  3. Add a Color Ramp: To simulate the color of fire, add a Color Ramp node between the Emission shader and the Material Output node. Set the colors to transition from yellow to orange to red.
  4. Animate the Emission Strength: To add some flicker to the fire, animate the Strength value of the Emission shader using a noise texture or a keyframed value.

Step 6: Adding Smoke

For added realism, you can add a smoke simulation.

  1. Add a Domain Object: Add a cube to the scene and scale it up to encompass the area where the fire particles will be. This cube will act as the domain for the smoke simulation.
  2. Set Up Smoke Simulation: Go to the Physics Properties tab and add a Fluid modifier. Set the type to Domain and the domain type to Gas.
  3. Add a Flow Object: Select the plane (emitter) and add another Fluid modifier. Set the type to Flow and the flow type to Fire + Smoke.

Step 7: Rendering the Animation

Finally, we need to set up the camera and render the animation.

  1. Set Up Camera: Position the camera to get a good view of the fire. You can do this by selecting the camera and using the transform tools to move and rotate it.
  2. Render Settings: Go to the Render Properties tab and set up your render settings.

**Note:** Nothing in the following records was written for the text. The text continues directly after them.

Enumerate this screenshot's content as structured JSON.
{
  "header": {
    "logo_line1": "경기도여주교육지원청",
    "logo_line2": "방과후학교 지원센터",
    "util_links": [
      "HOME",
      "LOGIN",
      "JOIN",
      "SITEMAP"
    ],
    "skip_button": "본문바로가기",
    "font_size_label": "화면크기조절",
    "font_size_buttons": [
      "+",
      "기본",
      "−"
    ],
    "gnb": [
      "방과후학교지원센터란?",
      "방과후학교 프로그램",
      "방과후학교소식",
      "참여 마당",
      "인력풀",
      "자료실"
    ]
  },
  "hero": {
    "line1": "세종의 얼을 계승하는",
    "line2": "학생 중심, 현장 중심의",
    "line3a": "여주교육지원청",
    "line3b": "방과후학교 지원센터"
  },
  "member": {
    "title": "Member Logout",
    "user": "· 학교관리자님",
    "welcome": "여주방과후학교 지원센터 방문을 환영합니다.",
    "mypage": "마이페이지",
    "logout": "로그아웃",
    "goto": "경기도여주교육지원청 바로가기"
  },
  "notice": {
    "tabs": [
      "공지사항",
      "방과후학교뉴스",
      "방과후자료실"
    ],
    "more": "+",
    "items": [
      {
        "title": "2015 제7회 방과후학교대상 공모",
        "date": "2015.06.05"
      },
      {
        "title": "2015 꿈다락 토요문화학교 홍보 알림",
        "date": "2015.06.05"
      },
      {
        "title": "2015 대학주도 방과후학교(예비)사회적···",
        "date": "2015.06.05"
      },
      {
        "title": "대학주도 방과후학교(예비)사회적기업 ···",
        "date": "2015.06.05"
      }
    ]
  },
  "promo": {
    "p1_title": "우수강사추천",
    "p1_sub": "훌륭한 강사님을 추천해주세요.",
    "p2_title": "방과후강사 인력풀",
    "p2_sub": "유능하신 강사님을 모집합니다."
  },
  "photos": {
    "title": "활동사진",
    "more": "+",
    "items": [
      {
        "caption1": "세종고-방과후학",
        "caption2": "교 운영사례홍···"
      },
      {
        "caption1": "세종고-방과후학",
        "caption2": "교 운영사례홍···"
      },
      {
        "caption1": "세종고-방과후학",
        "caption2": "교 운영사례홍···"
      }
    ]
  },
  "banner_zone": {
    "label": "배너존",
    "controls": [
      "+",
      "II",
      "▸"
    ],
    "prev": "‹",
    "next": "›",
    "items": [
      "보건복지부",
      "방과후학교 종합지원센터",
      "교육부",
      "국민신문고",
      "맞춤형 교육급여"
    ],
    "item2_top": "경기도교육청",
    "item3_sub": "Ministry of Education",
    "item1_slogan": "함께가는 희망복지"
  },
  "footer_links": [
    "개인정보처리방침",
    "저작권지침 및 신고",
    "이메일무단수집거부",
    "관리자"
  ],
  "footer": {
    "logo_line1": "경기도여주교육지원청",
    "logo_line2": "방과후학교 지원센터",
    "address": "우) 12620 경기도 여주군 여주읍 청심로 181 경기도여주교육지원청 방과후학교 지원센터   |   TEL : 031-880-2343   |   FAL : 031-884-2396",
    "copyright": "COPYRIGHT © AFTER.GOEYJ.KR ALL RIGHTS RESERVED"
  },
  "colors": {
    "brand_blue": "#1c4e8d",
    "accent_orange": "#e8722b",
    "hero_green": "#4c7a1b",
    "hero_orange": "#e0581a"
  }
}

Make sure to enable Bloom in the Eevee render settings for added glow.
  3. Render Animation: Once everything is set up, go to Render > Render Animation to render the fire animation.

Conclusion

Creating a fire animation using Blender's Geometry Nodes involves a combination of procedural modeling, particle motion, and material setup. This guide provides a basic framework for setting up such an animation, but there's a lot of room for further refinement and complexity. Experiment with different node setups, material properties, and simulation settings to achieve the desired look for your fire animation. With practice and creativity, you can create stunning and realistic fire effects using Blender's powerful toolset.